* TASK PROMPT *
Output every line below without omitting or altering anything.

* DATA SUPPLIED *
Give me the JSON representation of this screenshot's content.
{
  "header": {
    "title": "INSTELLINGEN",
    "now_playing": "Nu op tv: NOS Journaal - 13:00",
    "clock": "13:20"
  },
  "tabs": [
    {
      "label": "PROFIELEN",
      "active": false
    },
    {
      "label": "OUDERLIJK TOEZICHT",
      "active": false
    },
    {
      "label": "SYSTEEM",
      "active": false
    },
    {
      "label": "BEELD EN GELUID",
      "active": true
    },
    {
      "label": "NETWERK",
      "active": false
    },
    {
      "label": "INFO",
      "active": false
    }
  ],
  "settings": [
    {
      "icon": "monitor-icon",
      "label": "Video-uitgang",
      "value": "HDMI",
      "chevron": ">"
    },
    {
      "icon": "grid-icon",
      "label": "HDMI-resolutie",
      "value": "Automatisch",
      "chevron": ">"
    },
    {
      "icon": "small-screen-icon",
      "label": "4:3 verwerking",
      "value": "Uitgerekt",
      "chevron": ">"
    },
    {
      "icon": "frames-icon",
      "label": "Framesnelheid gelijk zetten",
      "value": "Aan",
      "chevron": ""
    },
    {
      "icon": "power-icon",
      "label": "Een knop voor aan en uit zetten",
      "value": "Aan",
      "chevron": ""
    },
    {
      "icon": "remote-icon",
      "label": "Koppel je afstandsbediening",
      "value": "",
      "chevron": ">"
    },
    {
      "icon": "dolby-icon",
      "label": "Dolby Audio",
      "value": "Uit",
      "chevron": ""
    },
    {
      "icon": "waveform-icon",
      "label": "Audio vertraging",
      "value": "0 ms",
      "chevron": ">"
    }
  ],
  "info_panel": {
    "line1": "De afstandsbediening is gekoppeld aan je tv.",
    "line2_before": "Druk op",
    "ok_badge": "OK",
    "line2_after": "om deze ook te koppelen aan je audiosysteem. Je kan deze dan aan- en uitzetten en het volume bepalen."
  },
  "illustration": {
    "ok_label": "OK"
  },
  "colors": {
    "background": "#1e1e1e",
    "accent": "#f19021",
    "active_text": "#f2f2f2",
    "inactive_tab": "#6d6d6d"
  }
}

* PROBLEM SOLUTION *
Give me the JSON representation of this screenshot's content.
{
  "header": {
    "title": "INSTELLINGEN",
    "now_playing": "Nu op tv: NOS Journaal - 13:00",
    "clock": "13:20"
  },
  "tabs": [
    {
      "label": "PROFIELEN",
      "active": false
    },
    {
      "label": "OUDERLIJK TOEZICHT",
      "active": false
    },
    {
      "label": "SYSTEEM",
      "active": false
    },
    {
      "label": "BEELD EN GELUID",
      "active": true
    },
    {
      "label": "NETWERK",
      "active": false
    },
    {
      "label": "INFO",
      "active": false
    }
  ],
  "settings": [
    {
      "icon": "monitor-icon",
      "label": "Video-uitgang",
      "value": "HDMI",
      "chevron": ">"
    },
    {
      "icon": "grid-icon",
      "label": "HDMI-resolutie",
      "value": "Automatisch",
      "chevron": ">"
    },
    {
      "icon": "small-screen-icon",
      "label": "4:3 verwerking",
      "value": "Uitgerekt",
      "chevron": ">"
    },
    {
      "icon": "frames-icon",
      "label": "Framesnelheid gelijk zetten",
      "value": "Aan",
      "chevron": ""
    },
    {
      "icon": "power-icon",
      "label": "Een knop voor aan en uit zetten",
      "value": "Aan",
      "chevron": ""
    },
    {
      "icon": "remote-icon",
      "label": "Koppel je afstandsbediening",
      "value": "",
      "chevron": ">"
    },
    {
      "icon": "dolby-icon",
      "label": "Dolby Audio",
      "value": "Uit",
      "chevron": ""
    },
    {
      "icon": "waveform-icon",
      "label": "Audio vertraging",
      "value": "0 ms",
      "chevron": ">"
    }
  ],
  "info_panel": {
    "line1": "De afstandsbediening is gekoppeld aan je tv.",
    "line2_before": "Druk op",
    "ok_badge": "OK",
    "line2_after": "om deze ook te koppelen aan je audiosysteem. Je kan deze dan aan- en uitzetten en het volume bepalen."
  },
  "illustration": {
    "ok_label": "OK"
  },
  "colors": {
    "background": "#1e1e1e",
    "accent": "#f19021",
    "active_text": "#f2f2f2",
    "inactive_tab": "#6d6d6d"
  }
}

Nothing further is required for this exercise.